It's a really interesting question and really tests my, my awareness levels of blockchain as a science. But, I mean, I would like to separate out the price action of Ether to the utility of how the blockchain works. You're absolutely right, that the validation of blocks at the protocol layer doesn't need to be powered by a currency that is so volatile. We seek to have
this software eventually be used to be maximally decentralized and be maximally relevant globally, and eventually be a public utility. So the price action of Eth, per se, and the volatility around it really is immaterial. I would say that, you know, I think there's a lot that can be done in improving sort of the variability of transaction fees in general.

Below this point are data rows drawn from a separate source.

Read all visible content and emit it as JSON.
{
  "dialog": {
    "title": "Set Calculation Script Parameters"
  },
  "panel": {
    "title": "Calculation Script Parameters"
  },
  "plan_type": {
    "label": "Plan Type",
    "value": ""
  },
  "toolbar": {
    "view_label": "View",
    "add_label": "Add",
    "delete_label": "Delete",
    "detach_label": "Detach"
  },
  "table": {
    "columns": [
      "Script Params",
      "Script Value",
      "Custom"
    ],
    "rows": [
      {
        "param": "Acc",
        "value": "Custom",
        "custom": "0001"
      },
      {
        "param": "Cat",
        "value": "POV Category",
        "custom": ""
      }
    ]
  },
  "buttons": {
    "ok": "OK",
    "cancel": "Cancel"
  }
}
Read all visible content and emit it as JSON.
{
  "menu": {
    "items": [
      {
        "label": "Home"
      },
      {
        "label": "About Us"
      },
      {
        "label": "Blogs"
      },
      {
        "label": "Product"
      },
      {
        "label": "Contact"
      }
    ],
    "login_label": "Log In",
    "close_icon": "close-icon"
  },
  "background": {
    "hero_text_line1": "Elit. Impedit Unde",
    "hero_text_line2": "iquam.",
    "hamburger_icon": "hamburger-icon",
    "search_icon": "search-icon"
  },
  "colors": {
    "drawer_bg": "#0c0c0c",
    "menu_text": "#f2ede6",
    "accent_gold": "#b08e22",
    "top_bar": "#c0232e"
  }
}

And I think that the software is only going to get better. You know, the solutions around the usability are only going to get better. I expect in the future you are going to see a world where, really, all the complexity around gas fees and the volatility, and the fact that your transaction might not get committed because of congestion in the network, all these issues are being looked at very deeply, and trying to be solved. And the usability of any technology at the very early stage isn't really the driving factor for adoption. But it will get better going forward.
And beyond the Ethereum platform, you know, there are a number of the challenges around coming up. As you look to the future, and you see applications being built on say, Ethereum, and you see applications being built on another platform, for example, what does that mean for interoperability systems being able to work together? And does that get us to a place where actually, in looking to decentralize finance, we actually get into a sense of fragmentation of finance. Yeah, that's a really good point. So, today, you know, Metamask, and our suite of products are compatible with Ethereum and EVM compatible chains. So there are many other chains that you will still have access to through Metamask, the digital wallet, and our host of products. For the other chains, I think, absolutely, you're right, like you do see arbitrage opportunities in other chains, vis-a-vis Ethereum or EVM compatible. And some of that arbitrage opportunities, because access to those chains,
is difficult. And so it's something that we get asked a lot, especially, especially from our Smart Money, clients, if you will, in solving for that. We are constantly working to improve the interoperability of our platform with others, we absolutely think that we want to make this software, you know, absolutely, you know, reach everyone globally. And so that would mean an interoperability with other chains. And providing the software in order to do that. Greatly is a fascinating conversation. Thanks for for that insight into the
world of DeFi at the moment. You know, we've got so much more to talk about, and hopefully we can do it again on another occasion. Absolutely, though, this has been great. Thanks for having me. Hopefully that's given you viewers and listeners a sense of Ethereum versus Bitcoin there's so much more in depth of course, we can go but we just wanted to lay a foundation with this episode and we can certainly talk more about it in the future. Let us know your thoughts. Are you invested in either Ethereum or Bitcoin? If so, why you can leave a comment below. Or you can also hit me up directly on Twitter at Arjun Kharpal. Well, that's it for another episode of
CNBC beyond the valley. Thanks for watching and listening and I'll catch you next time.